### [Problem to solve]
Output all of the data exactly, keeping any images out of the copy.

### [Extracted data]
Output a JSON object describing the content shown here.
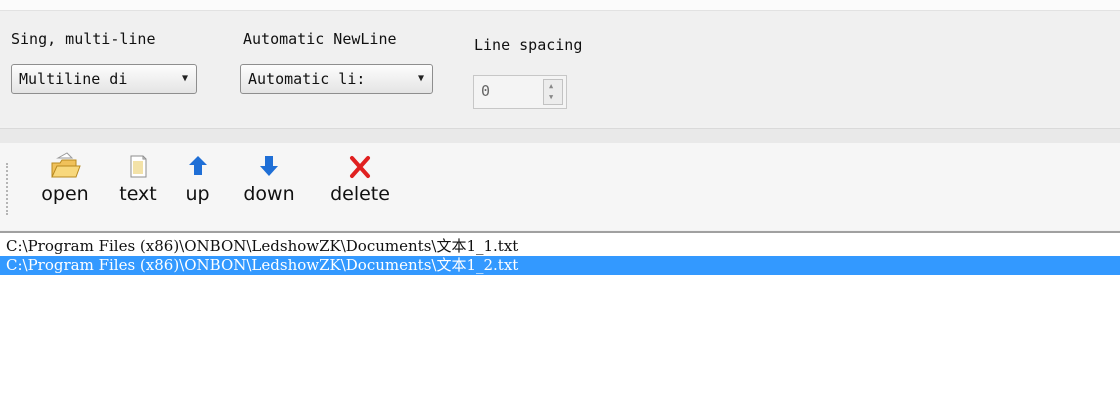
{
  "options": {
    "line_mode_label": "Sing, multi-line",
    "line_mode_value": "Multiline di",
    "newline_label": "Automatic NewLine",
    "newline_value": "Automatic li:",
    "spacing_label": "Line spacing",
    "spacing_value": "0"
  },
  "toolbar": {
    "open": "open",
    "text": "text",
    "up": "up",
    "down": "down",
    "delete": "delete"
  },
  "icons": {
    "open": "folder-open-icon",
    "text": "document-icon",
    "up": "arrow-up-icon",
    "down": "arrow-down-icon",
    "delete": "red-x-icon"
  },
  "colors": {
    "selection": "#3399ff",
    "arrows": "#1f6fd6",
    "delete": "#e02020"
  },
  "files": [
    "C:\\Program Files (x86)\\ONBON\\LedshowZK\\Documents\\文本1_1.txt",
    "C:\\Program Files (x86)\\ONBON\\LedshowZK\\Documents\\文本1_2.txt"
  ],
  "selected_index": 1
}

### [Task response]
Output a JSON object describing the content shown here.
{
  "options": {
    "line_mode_label": "Sing, multi-line",
    "line_mode_value": "Multiline di",
    "newline_label": "Automatic NewLine",
    "newline_value": "Automatic li:",
    "spacing_label": "Line spacing",
    "spacing_value": "0"
  },
  "toolbar": {
    "open": "open",
    "text": "text",
    "up": "up",
    "down": "down",
    "delete": "delete"
  },
  "icons": {
    "open": "folder-open-icon",
    "text": "document-icon",
    "up": "arrow-up-icon",
    "down": "arrow-down-icon",
    "delete": "red-x-icon"
  },
  "colors": {
    "selection": "#3399ff",
    "arrows": "#1f6fd6",
    "delete": "#e02020"
  },
  "files": [
    "C:\\Program Files (x86)\\ONBON\\LedshowZK\\Documents\\文本1_1.txt",
    "C:\\Program Files (x86)\\ONBON\\LedshowZK\\Documents\\文本1_2.txt"
  ],
  "selected_index": 1
}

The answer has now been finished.